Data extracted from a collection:
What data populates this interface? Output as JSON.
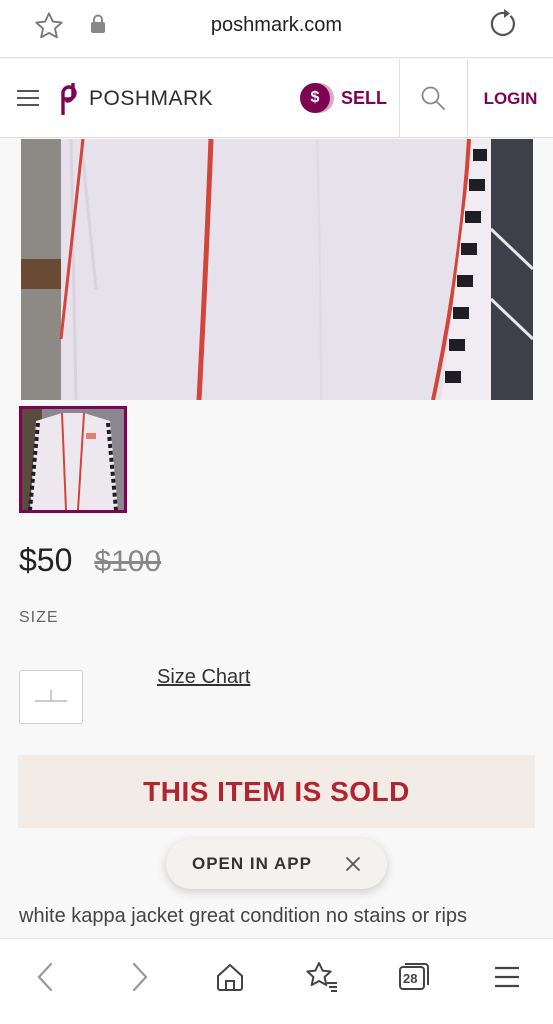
{
  "browser": {
    "domain": "poshmark.com",
    "tab_count": "28"
  },
  "header": {
    "brand": "POSHMARK",
    "sell_label": "SELL",
    "sell_coin": "$",
    "login_label": "LOGIN"
  },
  "product": {
    "price": "$50",
    "original_price": "$100",
    "size_label": "SIZE",
    "size_chart_label": "Size Chart",
    "sold_message": "THIS ITEM IS SOLD",
    "description": "white kappa jacket great condition no stains or rips"
  },
  "app_prompt": {
    "label": "OPEN IN APP"
  },
  "colors": {
    "brand": "#7f0353",
    "sold_text": "#b22430",
    "sold_bg": "#f3ece6"
  }
}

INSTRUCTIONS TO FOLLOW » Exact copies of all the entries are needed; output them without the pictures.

TASK OUTPUT »
What data populates this interface? Output as JSON.
{
  "browser": {
    "domain": "poshmark.com",
    "tab_count": "28"
  },
  "header": {
    "brand": "POSHMARK",
    "sell_label": "SELL",
    "sell_coin": "$",
    "login_label": "LOGIN"
  },
  "product": {
    "price": "$50",
    "original_price": "$100",
    "size_label": "SIZE",
    "size_chart_label": "Size Chart",
    "sold_message": "THIS ITEM IS SOLD",
    "description": "white kappa jacket great condition no stains or rips"
  },
  "app_prompt": {
    "label": "OPEN IN APP"
  },
  "colors": {
    "brand": "#7f0353",
    "sold_text": "#b22430",
    "sold_bg": "#f3ece6"
  }
}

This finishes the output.